5. Originally Posted by miz6565
Then how do you follow them? I was asking is there a better way to do this because this confuses my head when I try to debug it. I want to see other advantages on how to use Binary trees.
In the example of a sort tree, you want to add or otherwise process an item for the tree, so you traverse the tree looking for where that item would go. If it already exists, you do whatever processing (eg, increment a count, add a line number of where this symbol exists in the code being parsed), but if it does not already exist, then you add it to the tree. Normally in C, you will malloc each node as you add it, but pre-creating a pool of nodes that you can draw from dynamically would also work -- I would recommend creating an array of empty nodes and a counter to index the next node that's free to be added to the tree.

True, you can put one together by hand has you have attempted to do, but you must be very careful and pay great attention to detail. My suggestion would be to use pencil and paper to graph out the binary tree that you want to create and then use that to write the code to create it.

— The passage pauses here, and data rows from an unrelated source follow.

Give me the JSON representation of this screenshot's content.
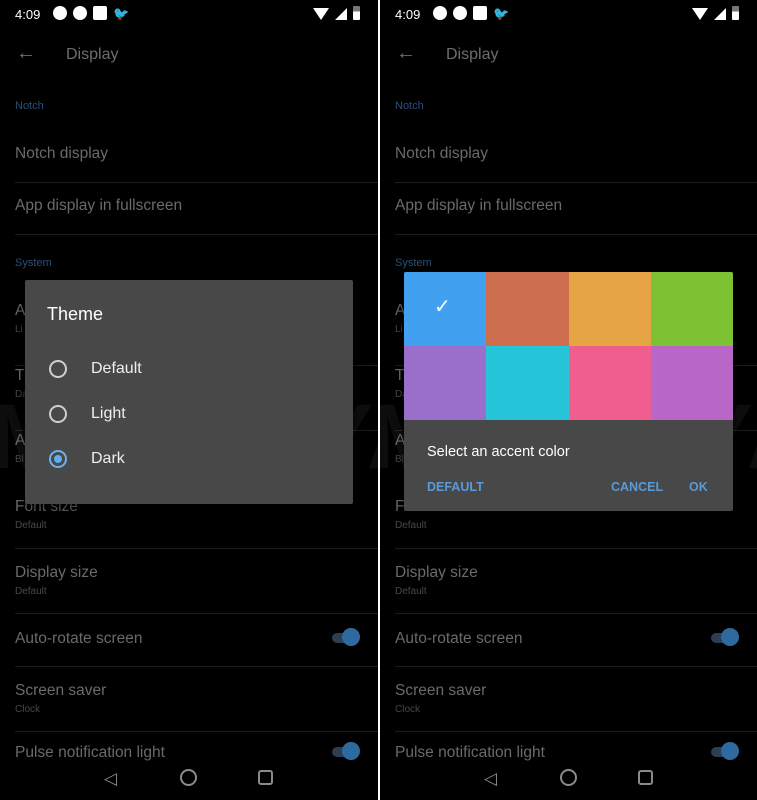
{
  "status_bar": {
    "time": "4:09",
    "icons": [
      "messages-icon",
      "telegram-icon",
      "gallery-icon",
      "twitter-icon"
    ],
    "right_icons": [
      "wifi-icon",
      "no-signal-icon",
      "battery-icon"
    ]
  },
  "header": {
    "title": "Display"
  },
  "settings": [
    {
      "type": "section",
      "label": "Notch"
    },
    {
      "type": "item",
      "title": "Notch display"
    },
    {
      "type": "item",
      "title": "App display in fullscreen"
    },
    {
      "type": "section",
      "label": "System"
    },
    {
      "type": "item",
      "title": "A",
      "subtitle": "Li"
    },
    {
      "type": "item",
      "title": "T",
      "subtitle": "Da"
    },
    {
      "type": "item",
      "title": "A",
      "subtitle": "Bl"
    },
    {
      "type": "item",
      "title": "Font size",
      "subtitle": "Default"
    },
    {
      "type": "item",
      "title": "Display size",
      "subtitle": "Default"
    },
    {
      "type": "item",
      "title": "Auto-rotate screen",
      "toggle": true
    },
    {
      "type": "item",
      "title": "Screen saver",
      "subtitle": "Clock"
    },
    {
      "type": "item",
      "title": "Pulse notification light",
      "toggle": true
    }
  ],
  "theme_dialog": {
    "title": "Theme",
    "options": [
      {
        "label": "Default",
        "selected": false
      },
      {
        "label": "Light",
        "selected": false
      },
      {
        "label": "Dark",
        "selected": true
      }
    ]
  },
  "accent_dialog": {
    "colors": [
      "#42a0f0",
      "#cd6e4e",
      "#e6a444",
      "#7cc232",
      "#9a6fcc",
      "#26c5d9",
      "#ef5e8e",
      "#b967c7"
    ],
    "selected_index": 0,
    "message": "Select an accent color",
    "default_label": "DEFAULT",
    "cancel_label": "CANCEL",
    "ok_label": "OK"
  },
  "watermark": "MOBIGYAAN",
  "nav": [
    "back-icon",
    "home-icon",
    "recents-icon"
  ],
  "accent": "#42a0f0"
}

But to answer your fundamental question: no, you would not create a useful tree in the manner that you have attempted.
Last edited by dwise1_aol; March 30th, 2013 at 04:40 PM.